• [DATA]:
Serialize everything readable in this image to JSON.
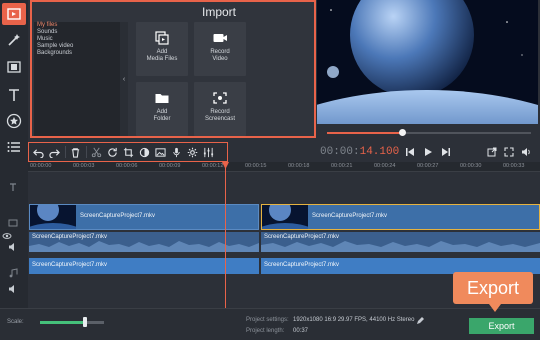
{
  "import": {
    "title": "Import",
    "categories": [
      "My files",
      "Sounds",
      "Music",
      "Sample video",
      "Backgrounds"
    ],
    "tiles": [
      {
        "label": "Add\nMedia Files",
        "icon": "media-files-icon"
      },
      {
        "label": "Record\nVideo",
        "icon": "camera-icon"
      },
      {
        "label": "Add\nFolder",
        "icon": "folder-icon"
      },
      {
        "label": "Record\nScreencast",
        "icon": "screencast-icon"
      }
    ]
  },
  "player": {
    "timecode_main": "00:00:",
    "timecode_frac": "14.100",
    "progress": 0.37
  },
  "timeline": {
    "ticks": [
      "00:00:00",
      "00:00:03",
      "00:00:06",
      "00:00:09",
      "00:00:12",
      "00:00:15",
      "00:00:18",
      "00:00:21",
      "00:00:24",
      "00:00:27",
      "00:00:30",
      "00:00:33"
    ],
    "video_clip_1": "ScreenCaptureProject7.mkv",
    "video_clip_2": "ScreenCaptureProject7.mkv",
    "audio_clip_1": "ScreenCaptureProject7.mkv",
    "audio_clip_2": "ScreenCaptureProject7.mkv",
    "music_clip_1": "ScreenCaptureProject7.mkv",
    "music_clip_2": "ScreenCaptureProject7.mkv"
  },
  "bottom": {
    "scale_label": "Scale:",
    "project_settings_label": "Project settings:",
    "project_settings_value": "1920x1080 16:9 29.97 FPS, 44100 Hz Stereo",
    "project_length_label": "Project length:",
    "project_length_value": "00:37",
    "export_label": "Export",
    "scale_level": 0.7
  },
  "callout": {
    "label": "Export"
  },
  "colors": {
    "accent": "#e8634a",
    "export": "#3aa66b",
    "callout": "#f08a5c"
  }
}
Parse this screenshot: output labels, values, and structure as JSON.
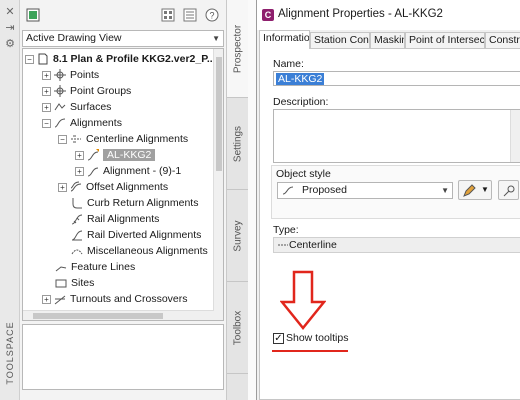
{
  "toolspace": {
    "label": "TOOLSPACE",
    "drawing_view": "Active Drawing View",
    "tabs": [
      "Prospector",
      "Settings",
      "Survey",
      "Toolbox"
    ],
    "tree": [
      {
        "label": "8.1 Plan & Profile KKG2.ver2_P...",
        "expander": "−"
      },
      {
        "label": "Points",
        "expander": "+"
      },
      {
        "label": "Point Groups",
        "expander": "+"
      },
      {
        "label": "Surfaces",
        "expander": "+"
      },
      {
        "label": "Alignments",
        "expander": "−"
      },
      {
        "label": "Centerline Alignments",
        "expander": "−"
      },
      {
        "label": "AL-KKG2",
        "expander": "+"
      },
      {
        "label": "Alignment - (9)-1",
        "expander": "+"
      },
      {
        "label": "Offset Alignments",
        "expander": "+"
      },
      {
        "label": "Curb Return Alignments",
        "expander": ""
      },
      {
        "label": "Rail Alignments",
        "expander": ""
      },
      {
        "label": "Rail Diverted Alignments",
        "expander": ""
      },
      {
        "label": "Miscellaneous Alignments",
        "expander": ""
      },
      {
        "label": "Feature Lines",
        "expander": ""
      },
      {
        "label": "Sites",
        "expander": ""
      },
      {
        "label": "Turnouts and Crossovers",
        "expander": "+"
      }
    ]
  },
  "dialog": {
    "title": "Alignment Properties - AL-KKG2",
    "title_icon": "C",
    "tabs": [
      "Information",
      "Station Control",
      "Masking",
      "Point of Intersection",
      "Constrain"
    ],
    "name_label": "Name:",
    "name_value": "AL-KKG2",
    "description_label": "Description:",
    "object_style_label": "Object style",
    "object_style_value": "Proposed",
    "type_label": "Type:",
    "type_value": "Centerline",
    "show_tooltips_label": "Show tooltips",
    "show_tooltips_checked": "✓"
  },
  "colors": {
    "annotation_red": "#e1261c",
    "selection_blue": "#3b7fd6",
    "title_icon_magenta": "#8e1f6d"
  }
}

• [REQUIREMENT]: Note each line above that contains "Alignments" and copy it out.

• [RESULT OF THIS EXERCISE]:
        "label": "Alignments",
        "label": "Centerline Alignments",
        "label": "Offset Alignments",
        "label": "Curb Return Alignments",
        "label": "Rail Alignments",
        "label": "Rail Diverted Alignments",
        "label": "Miscellaneous Alignments",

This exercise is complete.